Meaning:"pledged to God"
Description:Lost in limbo for decades and decades, Elsa now stands a good chance of following along in the progression from Emma to Ella to Etta, thanks to the ice queen heroine who "Let It Go" in the wildly popular Disney movie Frozen. The name shot all the up to Number 286 (its highest ranking since the 1890s) in the year after the release of the movie, though it's now dropped back down the list in the US.
Meaning:"oak wood or clearing"
Description:As sturdy as Oak, with deeper roots.
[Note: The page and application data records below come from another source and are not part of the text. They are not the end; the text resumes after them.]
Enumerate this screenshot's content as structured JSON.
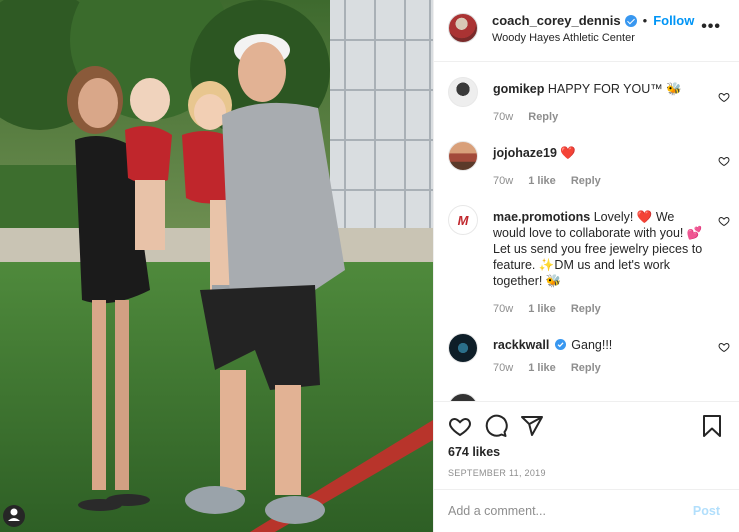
{
  "post": {
    "username": "coach_corey_dennis",
    "separator": "•",
    "follow_label": "Follow",
    "location": "Woody Hayes Athletic Center",
    "more_label": "•••",
    "likes": "674 likes",
    "date": "SEPTEMBER 11, 2019",
    "add_comment_placeholder": "Add a comment...",
    "post_label": "Post"
  },
  "comments": [
    {
      "user": "gomikep",
      "text": "HAPPY FOR YOU™ 🐝",
      "age": "70w",
      "likes": "",
      "reply": "Reply",
      "verified": false
    },
    {
      "user": "jojohaze19",
      "text": "❤️",
      "age": "70w",
      "likes": "1 like",
      "reply": "Reply",
      "verified": false
    },
    {
      "user": "mae.promotions",
      "text": "Lovely! ❤️ We would love to collaborate with you! 💕Let us send you free jewelry pieces to feature. ✨DM us and let's work together! 🐝",
      "age": "70w",
      "likes": "1 like",
      "reply": "Reply",
      "verified": false
    },
    {
      "user": "rackkwall",
      "text": "Gang!!!",
      "age": "70w",
      "likes": "1 like",
      "reply": "Reply",
      "verified": true
    }
  ],
  "colors": {
    "accent": "#0095f6",
    "verified": "#3897f0",
    "muted": "#8e8e8e",
    "heart": "#e0363e"
  },
  "icons": [
    "verified-badge-icon",
    "more-options-icon",
    "heart-icon",
    "comment-icon",
    "share-icon",
    "bookmark-icon"
  ]
}
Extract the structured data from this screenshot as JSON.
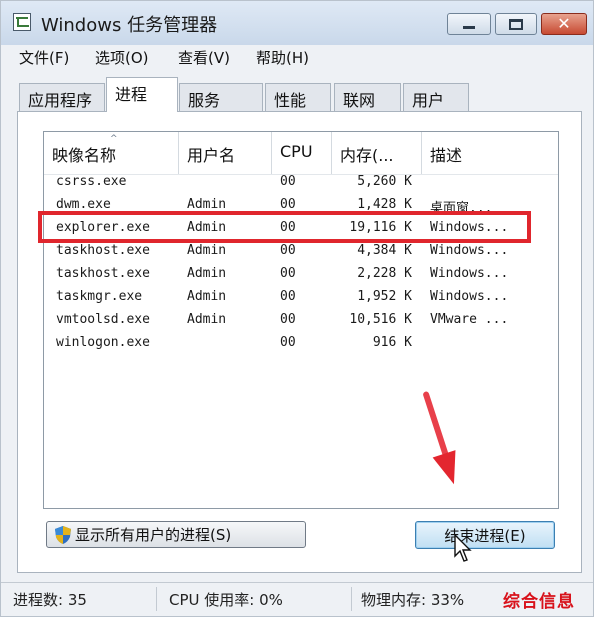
{
  "window": {
    "title": "Windows 任务管理器"
  },
  "menu": [
    {
      "label": "文件(F)"
    },
    {
      "label": "选项(O)"
    },
    {
      "label": "查看(V)"
    },
    {
      "label": "帮助(H)"
    }
  ],
  "tabs": [
    {
      "label": "应用程序",
      "active": false
    },
    {
      "label": "进程",
      "active": true
    },
    {
      "label": "服务",
      "active": false
    },
    {
      "label": "性能",
      "active": false
    },
    {
      "label": "联网",
      "active": false
    },
    {
      "label": "用户",
      "active": false
    }
  ],
  "process_table": {
    "columns": [
      "映像名称",
      "用户名",
      "CPU",
      "内存(...",
      "描述"
    ],
    "rows": [
      {
        "name": "csrss.exe",
        "user": "",
        "cpu": "00",
        "memory": "5,260 K",
        "description": ""
      },
      {
        "name": "dwm.exe",
        "user": "Admin",
        "cpu": "00",
        "memory": "1,428 K",
        "description": "桌面窗..."
      },
      {
        "name": "explorer.exe",
        "user": "Admin",
        "cpu": "00",
        "memory": "19,116 K",
        "description": "Windows..."
      },
      {
        "name": "taskhost.exe",
        "user": "Admin",
        "cpu": "00",
        "memory": "4,384 K",
        "description": "Windows..."
      },
      {
        "name": "taskhost.exe",
        "user": "Admin",
        "cpu": "00",
        "memory": "2,228 K",
        "description": "Windows..."
      },
      {
        "name": "taskmgr.exe",
        "user": "Admin",
        "cpu": "00",
        "memory": "1,952 K",
        "description": "Windows..."
      },
      {
        "name": "vmtoolsd.exe",
        "user": "Admin",
        "cpu": "00",
        "memory": "10,516 K",
        "description": "VMware ..."
      },
      {
        "name": "winlogon.exe",
        "user": "",
        "cpu": "00",
        "memory": "916 K",
        "description": ""
      }
    ],
    "highlighted_row": "explorer.exe"
  },
  "buttons": {
    "show_all_users": "显示所有用户的进程(S)",
    "end_process": "结束进程(E)"
  },
  "status": {
    "processes": "进程数: 35",
    "cpu": "CPU 使用率: 0%",
    "memory": "物理内存: 33%"
  },
  "watermark": "综合信息",
  "colors": {
    "highlight": "#e0262d",
    "arrow": "#e3262f",
    "watermark": "#d8121b"
  },
  "icons": [
    "app-icon",
    "minimize-icon",
    "maximize-icon",
    "close-icon",
    "uac-shield-icon",
    "mouse-cursor-icon",
    "red-arrow-annotation"
  ]
}
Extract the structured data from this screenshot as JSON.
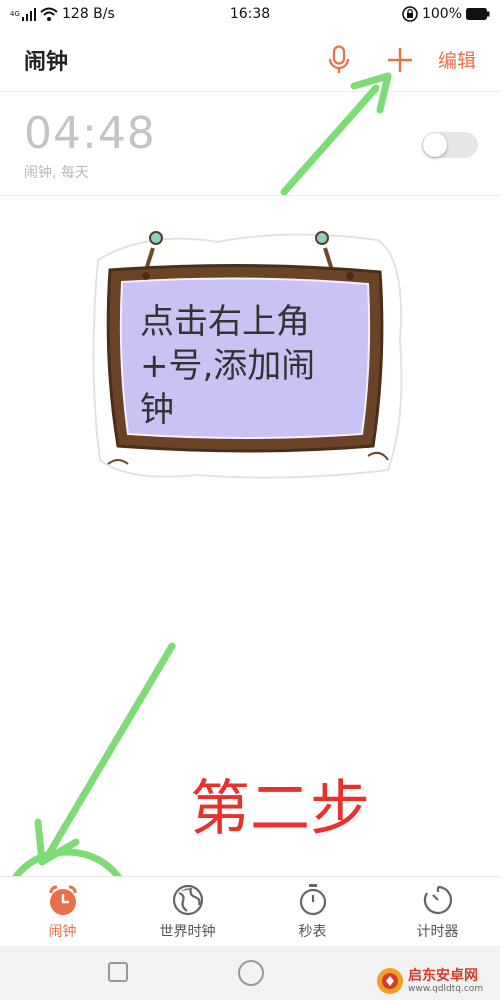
{
  "status_bar": {
    "network": "4G",
    "speed": "128 B/s",
    "time": "16:38",
    "battery": "100%"
  },
  "header": {
    "title": "闹钟",
    "edit_label": "编辑",
    "accent_color": "#e8704a"
  },
  "alarms": [
    {
      "time": "04:48",
      "description": "闹钟, 每天",
      "enabled": false
    }
  ],
  "annotation": {
    "sign_text": "点击右上角+号,添加闹钟",
    "step_label": "第二步",
    "arrow_color": "#7ddc74",
    "step_color": "#e8302c"
  },
  "tabs": [
    {
      "label": "闹钟",
      "icon": "alarm-clock-icon",
      "active": true
    },
    {
      "label": "世界时钟",
      "icon": "globe-icon",
      "active": false
    },
    {
      "label": "秒表",
      "icon": "stopwatch-icon",
      "active": false
    },
    {
      "label": "计时器",
      "icon": "timer-icon",
      "active": false
    }
  ],
  "watermark": {
    "name": "启东安卓网",
    "url": "www.qdldtq.com"
  }
}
For males, it's been on the rise in recent years.
Description:This Welsh nature name that can be pronounced exactly like the male Ira. Or, to avoid confusion, you could just name her Snow.
Description:Viola has several positive elements going for it: the rhythm of the musical instrument, the association with the flower, the trending 'Vi' beginning and its leading role in Shakespeare's Twelfth Night.
Description:This name of a character played by Kirsten Dunst in the movie Virgin Suicides, originally a novel by Jeffrey Eugenides, is gaining attention, also thanks to the heroine Lux, Lady of Luminosity in the League of Legends games. Luz is the Spanish version.
Origin:Spanish and French pet name
Description:Coco came to prominence as the nickname of the legendary French designer Chanel (born Gabrielle) and has lately become a starbaby favorite, initially chosen by Courteney Cox for her daughter Coco Riley in 2004. At first it was the kind of name that the press loves to ridicule, but we predict Coco's heading for more broad acceptance and even popularity.
Origin:Bird name; or English, diminutive of Robert
Description:Now that it's no longer fashionable for girls, Robin is rising for boys again. Robin Hood, Robin Williams, Christopher Robin, and Robin the Boy Wonder are all male namesakes, after all. It reentered the US Top 1000 boys namesin 2015 for the first time since 1999.
Origin:Diminutive of Gwendolen/Gwendolyn
Description:While Gwen may have originated as a short form of Gwendolen and Gwendolyn, these days it frequently stands on its own. Rocker Gwen Stefani has given it a shot of cool, and parents are choosing it as a standalone more and more often—Gwen hopped back onto the US Top 1000 in 2013 after an absence of over 30 years. Gwen could also be short for Guinevere.
Description:King is a name that sends a mixed message. While some might think of it as more fitting for a canine, others see it as a strong name with offbeat style and a full court of rich associations, from Dr. Martin Luther King Jr. to Elvis.
King Vidor was an important early Hollywood director; King Camp Gillette invented the safety razor.
If it's king names you're after that aren't King itself, see our list of Names with Royal Meanings or other lists and blogs on royal names.
Description:Chiara is a lovely and romantic Italian name that's familiar but not widely used here: a real winner. You might consider Chiara instead of Claire, Clara, Cara, or even Keira.